Civil Rights Museum visit leaves vivid memories
The visit was rather appropriately timed as it came in February, during Black History Month.
But mind you, anytime is a proper time to visit the National Civil Rights Museum in Memphis. I learned that upon a trip to the site made last Sunday.
It was a riveting experience, and one that took time to reflect upon once completed. The museum was built at the former Lorraine Motel, a place which will forever hold a place in history because it was there that civil rights icon the Rev. Dr. Martin Luther King Jr. was assassinated in the early evening hours of April 4, 1968.
The significance of its place in history can be felt before you even officially enter the museum. The entryway has been recreated to appear as it did on that fateful day, with the old motel sign in place and a few 1960s-era automobiles parked in front of the rooms King and his entourage occupied during their stay at a motel which was among the few that catered to black patrons in the South.
With the help of interactive elements, you find your eyes darting back and forth from room 306, the room King occupied and was standing in front of when he was shot, and the boardinghouse where James Earl Ray set up across the street to fire the bullet.
Be prepared for a several-hours stay once you enter the museum. The displays are mesmerizing, and are difficult to walk past without taking long moments for observation.
Like most people, my personal perspective took hold. With that mind, here are four takeaways, all with local angles, that still linger days after the trip is through.
The Rev. Jesse Jackson
Jackson would become one of the most famed figures in the civil rights movement, but was not well known in the spring of 1968. That changed when photos of the King assassination began to circulate throughout the country and world. Jackson was standing close to King when he was shot, and was among those who pointed in the direction of where the shots were fired from in the immediate aftermath.
I met Jackson in March 2002 when he came to speak at Pleasant Grove Baptist Church in Kankakee. Before he entered the church, Jackson was seated in a bus out front. The local media gathered at the bus door to interview him, and when being informed of our presence, you could hear Jackson proclaim in a booming voice: “Let the vultures in.’’

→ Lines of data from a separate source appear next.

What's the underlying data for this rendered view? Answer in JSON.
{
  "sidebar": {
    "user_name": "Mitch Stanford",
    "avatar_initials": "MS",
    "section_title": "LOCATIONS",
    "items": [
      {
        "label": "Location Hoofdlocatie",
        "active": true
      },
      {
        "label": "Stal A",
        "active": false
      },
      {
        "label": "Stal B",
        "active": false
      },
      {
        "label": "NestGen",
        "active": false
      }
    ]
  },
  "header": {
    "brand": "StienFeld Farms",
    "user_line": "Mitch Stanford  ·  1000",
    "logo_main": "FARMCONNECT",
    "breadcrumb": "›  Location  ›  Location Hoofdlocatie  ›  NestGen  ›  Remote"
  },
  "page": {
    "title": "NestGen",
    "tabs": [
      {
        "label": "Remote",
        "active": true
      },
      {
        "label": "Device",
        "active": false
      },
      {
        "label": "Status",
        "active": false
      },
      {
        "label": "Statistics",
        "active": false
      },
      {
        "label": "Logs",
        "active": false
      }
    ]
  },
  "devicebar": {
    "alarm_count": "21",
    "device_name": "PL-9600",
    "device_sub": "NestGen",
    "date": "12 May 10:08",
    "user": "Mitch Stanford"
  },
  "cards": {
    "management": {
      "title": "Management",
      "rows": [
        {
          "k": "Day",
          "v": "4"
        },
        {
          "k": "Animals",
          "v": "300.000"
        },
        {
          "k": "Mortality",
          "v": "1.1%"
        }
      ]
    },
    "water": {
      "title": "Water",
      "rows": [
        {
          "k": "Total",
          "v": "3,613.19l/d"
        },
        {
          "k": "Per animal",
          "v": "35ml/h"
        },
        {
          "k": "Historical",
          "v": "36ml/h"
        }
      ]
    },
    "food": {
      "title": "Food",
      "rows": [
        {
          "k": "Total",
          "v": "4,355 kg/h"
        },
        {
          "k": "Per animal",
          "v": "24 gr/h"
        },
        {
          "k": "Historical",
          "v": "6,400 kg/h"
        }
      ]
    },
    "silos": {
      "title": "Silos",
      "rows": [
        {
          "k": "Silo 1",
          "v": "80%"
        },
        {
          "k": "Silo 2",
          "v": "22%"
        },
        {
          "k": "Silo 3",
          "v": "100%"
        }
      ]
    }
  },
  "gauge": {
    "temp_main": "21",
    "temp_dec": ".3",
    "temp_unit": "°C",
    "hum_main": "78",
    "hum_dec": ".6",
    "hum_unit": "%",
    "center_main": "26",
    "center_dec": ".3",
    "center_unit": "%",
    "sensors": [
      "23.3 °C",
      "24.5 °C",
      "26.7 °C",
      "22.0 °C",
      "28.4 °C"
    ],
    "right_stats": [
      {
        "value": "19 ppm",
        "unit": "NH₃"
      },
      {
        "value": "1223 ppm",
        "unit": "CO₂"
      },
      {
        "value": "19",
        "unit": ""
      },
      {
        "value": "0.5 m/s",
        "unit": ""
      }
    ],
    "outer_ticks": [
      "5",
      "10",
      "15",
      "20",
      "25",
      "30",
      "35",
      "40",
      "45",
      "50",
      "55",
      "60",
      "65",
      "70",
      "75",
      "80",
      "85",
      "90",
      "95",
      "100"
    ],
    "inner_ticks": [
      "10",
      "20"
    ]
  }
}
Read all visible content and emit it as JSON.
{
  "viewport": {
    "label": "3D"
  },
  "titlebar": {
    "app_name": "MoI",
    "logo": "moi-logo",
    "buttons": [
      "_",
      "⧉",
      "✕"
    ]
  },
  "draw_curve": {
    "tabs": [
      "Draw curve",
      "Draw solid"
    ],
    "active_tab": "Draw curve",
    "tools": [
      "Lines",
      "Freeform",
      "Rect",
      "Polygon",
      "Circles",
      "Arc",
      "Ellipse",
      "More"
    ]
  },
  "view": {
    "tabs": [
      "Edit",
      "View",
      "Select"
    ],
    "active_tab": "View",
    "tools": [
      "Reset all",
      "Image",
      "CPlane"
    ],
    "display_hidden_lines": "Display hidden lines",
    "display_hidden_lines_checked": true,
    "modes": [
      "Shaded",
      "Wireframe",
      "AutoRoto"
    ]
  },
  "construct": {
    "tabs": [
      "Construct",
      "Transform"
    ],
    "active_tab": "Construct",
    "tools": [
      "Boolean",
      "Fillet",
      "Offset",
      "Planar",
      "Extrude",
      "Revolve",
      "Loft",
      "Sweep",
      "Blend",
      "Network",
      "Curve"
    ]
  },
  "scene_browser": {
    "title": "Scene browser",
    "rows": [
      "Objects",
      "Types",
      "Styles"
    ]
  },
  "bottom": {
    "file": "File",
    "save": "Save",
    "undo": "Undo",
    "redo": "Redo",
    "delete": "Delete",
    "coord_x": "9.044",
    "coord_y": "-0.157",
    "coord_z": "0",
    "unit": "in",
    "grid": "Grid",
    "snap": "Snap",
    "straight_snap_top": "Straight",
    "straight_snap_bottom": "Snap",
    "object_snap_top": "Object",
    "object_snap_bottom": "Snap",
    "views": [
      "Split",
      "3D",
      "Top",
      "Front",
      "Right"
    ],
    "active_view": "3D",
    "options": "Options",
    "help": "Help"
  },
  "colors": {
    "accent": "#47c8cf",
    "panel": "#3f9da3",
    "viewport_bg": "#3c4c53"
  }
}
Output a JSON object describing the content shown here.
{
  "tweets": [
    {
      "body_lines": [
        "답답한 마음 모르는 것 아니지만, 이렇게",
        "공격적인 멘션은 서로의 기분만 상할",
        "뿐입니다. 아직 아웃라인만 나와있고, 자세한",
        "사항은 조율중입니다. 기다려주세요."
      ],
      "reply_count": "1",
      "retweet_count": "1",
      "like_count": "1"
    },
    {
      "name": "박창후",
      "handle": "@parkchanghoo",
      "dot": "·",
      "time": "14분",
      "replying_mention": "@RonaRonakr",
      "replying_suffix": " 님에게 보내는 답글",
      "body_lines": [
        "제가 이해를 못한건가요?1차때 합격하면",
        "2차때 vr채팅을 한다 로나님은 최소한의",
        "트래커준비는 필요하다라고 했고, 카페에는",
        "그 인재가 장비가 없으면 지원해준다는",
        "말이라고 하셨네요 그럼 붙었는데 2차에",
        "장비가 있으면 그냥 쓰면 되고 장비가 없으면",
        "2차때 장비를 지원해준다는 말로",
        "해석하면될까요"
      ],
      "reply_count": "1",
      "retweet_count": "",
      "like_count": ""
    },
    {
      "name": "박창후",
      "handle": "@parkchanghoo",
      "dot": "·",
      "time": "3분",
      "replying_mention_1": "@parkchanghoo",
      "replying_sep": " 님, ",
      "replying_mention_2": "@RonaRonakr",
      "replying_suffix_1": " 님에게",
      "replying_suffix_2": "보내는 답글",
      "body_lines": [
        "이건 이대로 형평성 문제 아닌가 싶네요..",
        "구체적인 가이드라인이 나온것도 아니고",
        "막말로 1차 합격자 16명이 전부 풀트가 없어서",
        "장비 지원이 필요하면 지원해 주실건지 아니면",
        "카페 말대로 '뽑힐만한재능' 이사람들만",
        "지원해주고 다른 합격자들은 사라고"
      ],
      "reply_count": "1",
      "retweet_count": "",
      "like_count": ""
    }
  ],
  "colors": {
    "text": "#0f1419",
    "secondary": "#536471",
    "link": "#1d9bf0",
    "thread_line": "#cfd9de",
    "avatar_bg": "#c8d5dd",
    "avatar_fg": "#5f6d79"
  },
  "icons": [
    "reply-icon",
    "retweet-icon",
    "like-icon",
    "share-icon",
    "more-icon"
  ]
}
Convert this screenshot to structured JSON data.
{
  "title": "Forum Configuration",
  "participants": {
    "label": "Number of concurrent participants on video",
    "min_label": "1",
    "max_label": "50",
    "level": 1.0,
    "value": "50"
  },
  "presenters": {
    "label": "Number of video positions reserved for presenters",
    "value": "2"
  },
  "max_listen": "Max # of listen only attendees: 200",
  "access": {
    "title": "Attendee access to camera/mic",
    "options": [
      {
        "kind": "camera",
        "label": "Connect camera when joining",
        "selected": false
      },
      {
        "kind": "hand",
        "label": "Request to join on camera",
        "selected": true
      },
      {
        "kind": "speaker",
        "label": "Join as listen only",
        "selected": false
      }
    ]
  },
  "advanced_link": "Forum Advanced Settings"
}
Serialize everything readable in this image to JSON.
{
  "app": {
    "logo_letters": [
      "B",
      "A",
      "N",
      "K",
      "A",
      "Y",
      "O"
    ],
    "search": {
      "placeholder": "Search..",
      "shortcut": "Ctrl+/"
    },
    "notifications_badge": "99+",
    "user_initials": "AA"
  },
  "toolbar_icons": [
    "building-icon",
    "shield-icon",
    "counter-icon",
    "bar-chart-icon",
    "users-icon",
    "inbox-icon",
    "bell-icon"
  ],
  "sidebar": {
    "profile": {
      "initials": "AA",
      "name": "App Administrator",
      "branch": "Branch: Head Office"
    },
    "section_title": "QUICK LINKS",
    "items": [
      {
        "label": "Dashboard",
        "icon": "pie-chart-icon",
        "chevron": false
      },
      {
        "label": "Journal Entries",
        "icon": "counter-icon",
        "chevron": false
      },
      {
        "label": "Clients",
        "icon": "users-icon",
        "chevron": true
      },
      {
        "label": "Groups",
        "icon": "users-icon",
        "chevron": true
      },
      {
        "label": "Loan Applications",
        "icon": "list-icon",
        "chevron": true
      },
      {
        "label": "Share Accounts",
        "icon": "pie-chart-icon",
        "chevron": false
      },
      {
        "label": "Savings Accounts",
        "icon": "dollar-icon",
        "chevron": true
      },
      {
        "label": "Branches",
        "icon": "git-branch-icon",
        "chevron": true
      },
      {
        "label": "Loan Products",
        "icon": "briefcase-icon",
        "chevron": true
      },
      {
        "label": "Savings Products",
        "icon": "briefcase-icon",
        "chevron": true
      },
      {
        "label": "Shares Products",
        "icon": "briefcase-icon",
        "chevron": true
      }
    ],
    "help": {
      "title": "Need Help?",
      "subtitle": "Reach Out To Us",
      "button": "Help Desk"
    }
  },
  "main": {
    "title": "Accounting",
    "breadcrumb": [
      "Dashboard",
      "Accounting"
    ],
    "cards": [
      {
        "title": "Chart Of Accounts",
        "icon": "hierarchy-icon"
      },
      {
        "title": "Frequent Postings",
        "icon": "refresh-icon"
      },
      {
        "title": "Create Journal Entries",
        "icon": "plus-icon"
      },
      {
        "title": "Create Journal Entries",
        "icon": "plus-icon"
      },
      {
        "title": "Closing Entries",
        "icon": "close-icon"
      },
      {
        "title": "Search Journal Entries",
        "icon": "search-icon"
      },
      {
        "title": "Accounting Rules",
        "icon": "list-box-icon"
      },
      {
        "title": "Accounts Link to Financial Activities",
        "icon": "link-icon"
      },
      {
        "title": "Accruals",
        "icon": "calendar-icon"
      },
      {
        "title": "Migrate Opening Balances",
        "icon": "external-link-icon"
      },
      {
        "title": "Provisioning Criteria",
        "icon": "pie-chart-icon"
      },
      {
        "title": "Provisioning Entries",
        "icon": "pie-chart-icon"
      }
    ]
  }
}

Despite the less than friendly greeting, a free-wheeling interview ensued. I hung around a bit after the rest of the group departed. Jackson and I exchanged small talk, and I told him my first recollection of him came in 1978, when Jackson blasted the Rolling Stones for derogatory lyrics included on their hit record “Some Girls.’’ He got a chuckle out of the memory.
Seigenthaler is another man I met after he played a pivotal role in the civil rights movement. In 1961, the Freedom Riders were traveling across the South in a bus and faced much opposition, including physical attacks, along the way. Seigenthaler, an aide for Attorney General Robert Kennedy, was summoned to join the riders in hopes they could make safe passage through Alabama.
Seigenthaler negotiated a truce with the Alabama governor, but the deal was reneged on, and Seigenthaler was among those beaten and knocked unconscious upon the riders’ entry into Montgomery.
Seigenthaler also was one of the most distinguished journalists of his time and spoke at a conference I attended in the Washington, D.C., area in 1999. Captivated by his story and reputation, I approached him after he spoke. He was friendly and engaging. I got a particular kick out of the mention he was once a neighbor of country music legend George Jones while living in Nashville.
After about 15 minutes, an aide informed Seigenthaler his ride to the airport had arrived. He slapped me on the back and said, “Nice talking to you, buddy, but I guess I gotta catch a plane.’’
Seigenthaler died in 2014. The moment I heard of his demise, I thought back to that chance encounter.
Springfield race riot of 1908
Between Aug. 14 and Aug. 16, 1908, an angry mob of 5,000 white Americans and European immigrants descended upon black residents of the Illinois state capital, angered by allegations two black men were responsible for the rape, attempted rape and murder of two white women.
By the time the violence came to a halt, 16 people were killed, and many homes and businesses were destroyed. A display at the museum chronicles the tragic event.
I never had heard of it until about 20 years ago. While attending a meeting of the Kankakee Branch of the NAACP, Theodis Pace told me of the incident and described how it was a catalyst behind the formation of the NAACP in 1909. Pace was the local NAACP president then, and remains so to this day.
Andrew “Rube’’ Foster
Foster was a famed baseball pitcher at the turn of the 20th century and a key figure in the formation of the Negro National League. Such leagues offered the only opportunity for black players as Major League Baseball enforced a ban which lasted until 1947.
Known as the “Father of Black Baseball,’’ there is a plaque recognizing Foster’s contributions at the museum. Unfortunately, Foster suffered from mental illness in his later years and died on Jan. 9, 1930, at the former Kankakee State Hospital, now known as Shapiro Developmental Center.
What parts of the National Civil Rights Museum would spur personal memories for you? A visit is the only way to find out. Memphis is within an eight-hour drive of Kankakee County, and it’s a rather convenient route, as a southward flight on Interstate 57 and Interstate 55 will put you there.